------ RECORDS SUPPLIED ------

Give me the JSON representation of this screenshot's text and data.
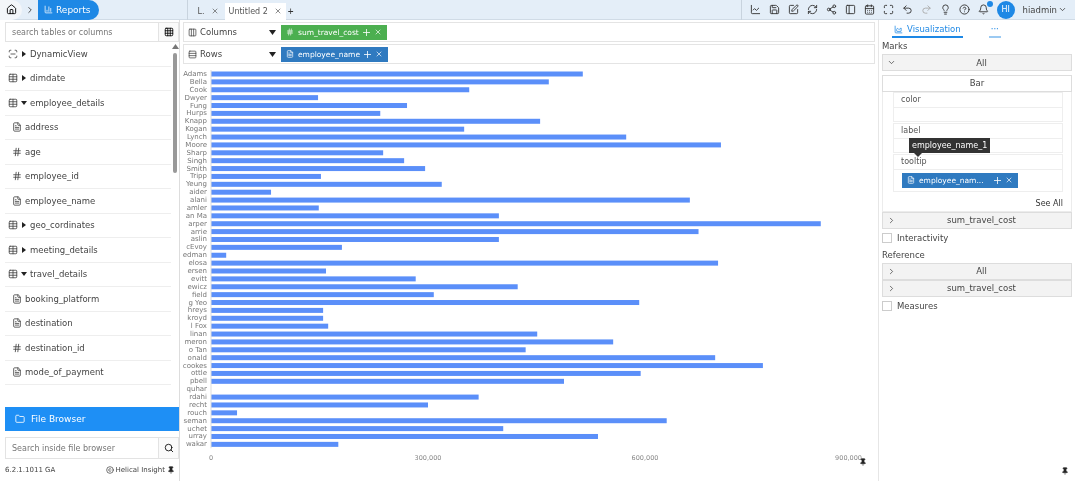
{
  "topbar": {
    "breadcrumb": "Reports",
    "tabs": [
      {
        "label": "L.",
        "selected": false
      },
      {
        "label": "Untitled 2",
        "selected": true
      }
    ],
    "add_tab": "+",
    "user": {
      "initials": "HI",
      "name": "hiadmin"
    }
  },
  "left_panel": {
    "search": {
      "placeholder": "search tables or columns"
    },
    "tree": [
      {
        "label": "DynamicView",
        "kind": "view",
        "expanded": false
      },
      {
        "label": "dimdate",
        "kind": "table",
        "expanded": false
      },
      {
        "label": "employee_details",
        "kind": "table",
        "expanded": true,
        "children": [
          {
            "label": "address",
            "kind": "text"
          },
          {
            "label": "age",
            "kind": "number"
          },
          {
            "label": "employee_id",
            "kind": "number"
          },
          {
            "label": "employee_name",
            "kind": "text"
          }
        ]
      },
      {
        "label": "geo_cordinates",
        "kind": "table",
        "expanded": false
      },
      {
        "label": "meeting_details",
        "kind": "table",
        "expanded": false
      },
      {
        "label": "travel_details",
        "kind": "table",
        "expanded": true,
        "children": [
          {
            "label": "booking_platform",
            "kind": "text"
          },
          {
            "label": "destination",
            "kind": "text"
          },
          {
            "label": "destination_id",
            "kind": "number"
          },
          {
            "label": "mode_of_payment",
            "kind": "text"
          }
        ]
      }
    ],
    "file_browser": "File Browser",
    "file_search": {
      "placeholder": "Search inside file browser"
    },
    "version": "6.2.1.1011 GA",
    "brand": "Helical Insight"
  },
  "shelves": [
    {
      "label": "Columns",
      "kind": "columns",
      "pill": {
        "label": "sum_travel_cost",
        "kind": "measure"
      }
    },
    {
      "label": "Rows",
      "kind": "rows",
      "pill": {
        "label": "employee_name",
        "kind": "dimension"
      }
    }
  ],
  "chart_data": {
    "type": "bar",
    "orientation": "horizontal",
    "categories": [
      "Adams",
      "Bella",
      "Cook",
      "Dwyer",
      "Fung",
      "Hurps",
      "Knapp",
      "Kogan",
      "Lynch",
      "Moore",
      "Sharp",
      "Singh",
      "Smith",
      "Tripp",
      "Yeung",
      "aider",
      "alani",
      "amler",
      "an Ma",
      "arper",
      "arrie",
      "aslin",
      "cEvoy",
      "edman",
      "elosa",
      "ersen",
      "evitt",
      "ewicz",
      "field",
      "g Yeo",
      "hreys",
      "kroyd",
      "l Fox",
      "linan",
      "meron",
      "o Tan",
      "onald",
      "cookes",
      "ottle",
      "pbell",
      "quhar",
      "rdahi",
      "recht",
      "rouch",
      "seman",
      "uchet",
      "urray",
      "wakar"
    ],
    "series": [
      {
        "color": "#5b8ff9",
        "values": [
          514000,
          467000,
          357000,
          148000,
          271000,
          234000,
          455000,
          350000,
          574000,
          705000,
          238000,
          267000,
          296000,
          152000,
          319000,
          83000,
          662000,
          149000,
          398000,
          843000,
          674000,
          398000,
          181000,
          21000,
          701000,
          159000,
          283000,
          424000,
          308000,
          592000,
          155000,
          155000,
          162000,
          451000,
          556000,
          435000,
          697000,
          763000,
          594000,
          488000,
          null,
          370000,
          300000,
          36000,
          630000,
          404000,
          535000,
          176000
        ]
      }
    ],
    "xlim": [
      0,
      900000
    ],
    "xticks": [
      {
        "value": 0,
        "label": "0"
      },
      {
        "value": 300000,
        "label": "300,000"
      },
      {
        "value": 600000,
        "label": "600,000"
      },
      {
        "value": 900000,
        "label": "900,000"
      }
    ]
  },
  "right_panel": {
    "tabs": [
      {
        "label": "Visualization",
        "selected": true
      },
      {
        "label": "···",
        "selected": false
      }
    ],
    "marks_title": "Marks",
    "marks_groups": [
      {
        "label": "All",
        "expanded": true,
        "chart_type": "Bar",
        "slots": [
          {
            "label": "color"
          },
          {
            "label": "label"
          },
          {
            "label": "tooltip",
            "pill": "employee_nam...",
            "hint": "employee_name_1"
          }
        ],
        "see_all": "See All"
      },
      {
        "label": "sum_travel_cost",
        "expanded": false
      }
    ],
    "interactivity": {
      "label": "Interactivity",
      "checked": false
    },
    "reference_title": "Reference",
    "reference_groups": [
      {
        "label": "All",
        "expanded": false
      },
      {
        "label": "sum_travel_cost",
        "expanded": false
      }
    ],
    "measures": {
      "label": "Measures",
      "checked": false
    }
  }
}
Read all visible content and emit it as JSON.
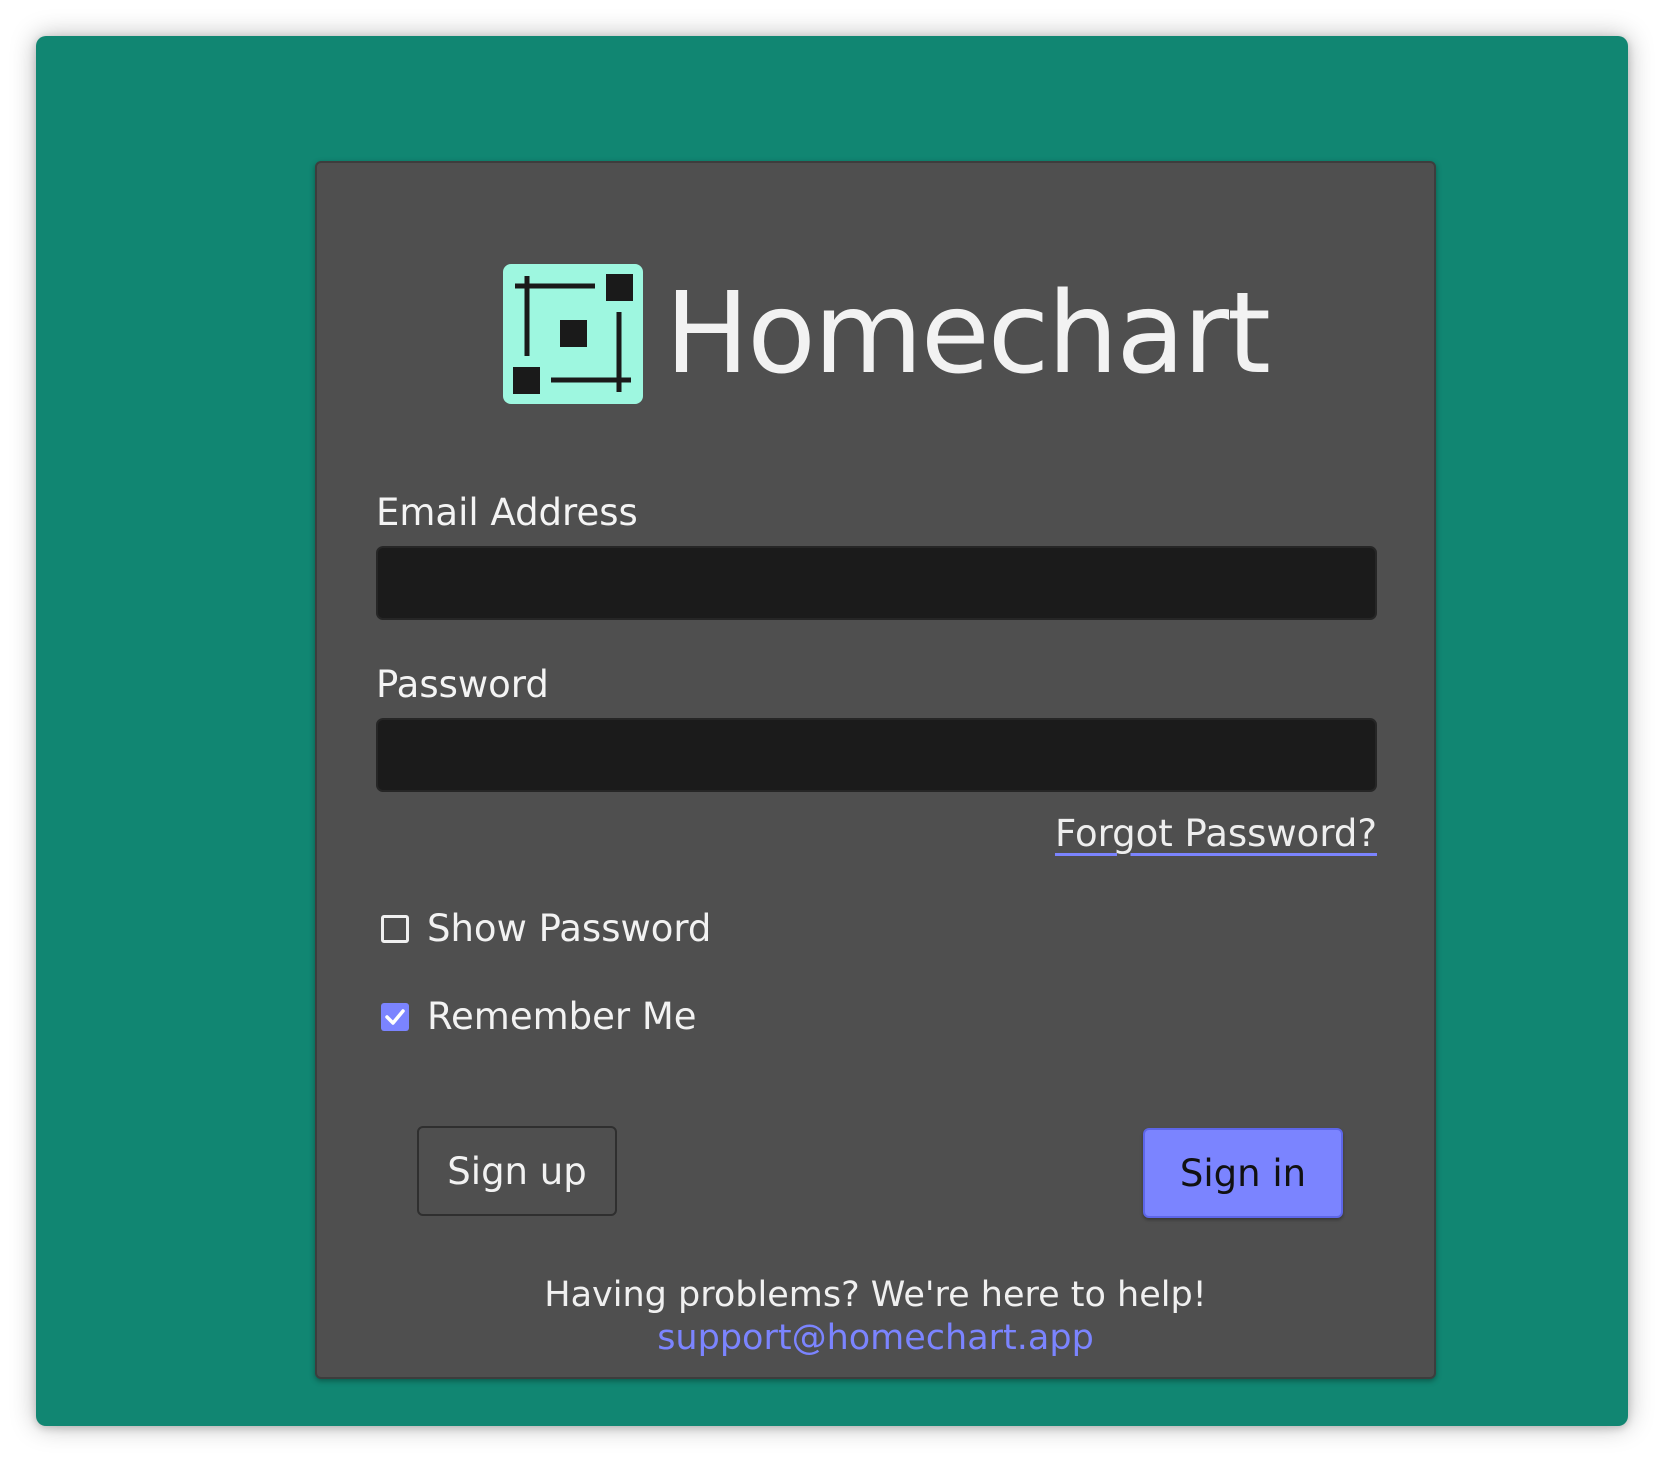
{
  "app": {
    "name": "Homechart",
    "logo_icon": "homechart-logo-icon"
  },
  "colors": {
    "background": "#118672",
    "card": "#4f4f4f",
    "input": "#1b1b1b",
    "accent": "#7b84ff",
    "logo_tile": "#9ef7e0"
  },
  "form": {
    "email": {
      "label": "Email Address",
      "value": "",
      "placeholder": ""
    },
    "password": {
      "label": "Password",
      "value": "",
      "placeholder": ""
    },
    "forgot_password": "Forgot Password?",
    "show_password": {
      "label": "Show Password",
      "checked": false
    },
    "remember_me": {
      "label": "Remember Me",
      "checked": true
    }
  },
  "buttons": {
    "sign_up": "Sign up",
    "sign_in": "Sign in"
  },
  "help": {
    "text": "Having problems? We're here to help!",
    "email": "support@homechart.app"
  }
}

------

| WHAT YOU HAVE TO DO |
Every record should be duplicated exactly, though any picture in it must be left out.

| SOLUTION TO THE PROBLEM |
Give me the JSON representation of this screenshot's text and data.
{
  "topbar": {
    "breadcrumb": "Reports",
    "tabs": [
      {
        "label": "L.",
        "selected": false
      },
      {
        "label": "Untitled 2",
        "selected": true
      }
    ],
    "add_tab": "+",
    "user": {
      "initials": "HI",
      "name": "hiadmin"
    }
  },
  "left_panel": {
    "search": {
      "placeholder": "search tables or columns"
    },
    "tree": [
      {
        "label": "DynamicView",
        "kind": "view",
        "expanded": false
      },
      {
        "label": "dimdate",
        "kind": "table",
        "expanded": false
      },
      {
        "label": "employee_details",
        "kind": "table",
        "expanded": true,
        "children": [
          {
            "label": "address",
            "kind": "text"
          },
          {
            "label": "age",
            "kind": "number"
          },
          {
            "label": "employee_id",
            "kind": "number"
          },
          {
            "label": "employee_name",
            "kind": "text"
          }
        ]
      },
      {
        "label": "geo_cordinates",
        "kind": "table",
        "expanded": false
      },
      {
        "label": "meeting_details",
        "kind": "table",
        "expanded": false
      },
      {
        "label": "travel_details",
        "kind": "table",
        "expanded": true,
        "children": [
          {
            "label": "booking_platform",
            "kind": "text"
          },
          {
            "label": "destination",
            "kind": "text"
          },
          {
            "label": "destination_id",
            "kind": "number"
          },
          {
            "label": "mode_of_payment",
            "kind": "text"
          }
        ]
      }
    ],
    "file_browser": "File Browser",
    "file_search": {
      "placeholder": "Search inside file browser"
    },
    "version": "6.2.1.1011 GA",
    "brand": "Helical Insight"
  },
  "shelves": [
    {
      "label": "Columns",
      "kind": "columns",
      "pill": {
        "label": "sum_travel_cost",
        "kind": "measure"
      }
    },
    {
      "label": "Rows",
      "kind": "rows",
      "pill": {
        "label": "employee_name",
        "kind": "dimension"
      }
    }
  ],
  "chart_data": {
    "type": "bar",
    "orientation": "horizontal",
    "categories": [
      "Adams",
      "Bella",
      "Cook",
      "Dwyer",
      "Fung",
      "Hurps",
      "Knapp",
      "Kogan",
      "Lynch",
      "Moore",
      "Sharp",
      "Singh",
      "Smith",
      "Tripp",
      "Yeung",
      "aider",
      "alani",
      "amler",
      "an Ma",
      "arper",
      "arrie",
      "aslin",
      "cEvoy",
      "edman",
      "elosa",
      "ersen",
      "evitt",
      "ewicz",
      "field",
      "g Yeo",
      "hreys",
      "kroyd",
      "l Fox",
      "linan",
      "meron",
      "o Tan",
      "onald",
      "cookes",
      "ottle",
      "pbell",
      "quhar",
      "rdahi",
      "recht",
      "rouch",
      "seman",
      "uchet",
      "urray",
      "wakar"
    ],
    "series": [
      {
        "color": "#5b8ff9",
        "values": [
          514000,
          467000,
          357000,
          148000,
          271000,
          234000,
          455000,
          350000,
          574000,
          705000,
          238000,
          267000,
          296000,
          152000,
          319000,
          83000,
          662000,
          149000,
          398000,
          843000,
          674000,
          398000,
          181000,
          21000,
          701000,
          159000,
          283000,
          424000,
          308000,
          592000,
          155000,
          155000,
          162000,
          451000,
          556000,
          435000,
          697000,
          763000,
          594000,
          488000,
          null,
          370000,
          300000,
          36000,
          630000,
          404000,
          535000,
          176000
        ]
      }
    ],
    "xlim": [
      0,
      900000
    ],
    "xticks": [
      {
        "value": 0,
        "label": "0"
      },
      {
        "value": 300000,
        "label": "300,000"
      },
      {
        "value": 600000,
        "label": "600,000"
      },
      {
        "value": 900000,
        "label": "900,000"
      }
    ]
  },
  "right_panel": {
    "tabs": [
      {
        "label": "Visualization",
        "selected": true
      },
      {
        "label": "···",
        "selected": false
      }
    ],
    "marks_title": "Marks",
    "marks_groups": [
      {
        "label": "All",
        "expanded": true,
        "chart_type": "Bar",
        "slots": [
          {
            "label": "color"
          },
          {
            "label": "label"
          },
          {
            "label": "tooltip",
            "pill": "employee_nam...",
            "hint": "employee_name_1"
          }
        ],
        "see_all": "See All"
      },
      {
        "label": "sum_travel_cost",
        "expanded": false
      }
    ],
    "interactivity": {
      "label": "Interactivity",
      "checked": false
    },
    "reference_title": "Reference",
    "reference_groups": [
      {
        "label": "All",
        "expanded": false
      },
      {
        "label": "sum_travel_cost",
        "expanded": false
      }
    ],
    "measures": {
      "label": "Measures",
      "checked": false
    }
  }
}
Read all visible content and emit it as JSON.
{
  "app": {
    "name": "Homechart",
    "logo_icon": "homechart-logo-icon"
  },
  "colors": {
    "background": "#118672",
    "card": "#4f4f4f",
    "input": "#1b1b1b",
    "accent": "#7b84ff",
    "logo_tile": "#9ef7e0"
  },
  "form": {
    "email": {
      "label": "Email Address",
      "value": "",
      "placeholder": ""
    },
    "password": {
      "label": "Password",
      "value": "",
      "placeholder": ""
    },
    "forgot_password": "Forgot Password?",
    "show_password": {
      "label": "Show Password",
      "checked": false
    },
    "remember_me": {
      "label": "Remember Me",
      "checked": true
    }
  },
  "buttons": {
    "sign_up": "Sign up",
    "sign_in": "Sign in"
  },
  "help": {
    "text": "Having problems? We're here to help!",
    "email": "support@homechart.app"
  }
}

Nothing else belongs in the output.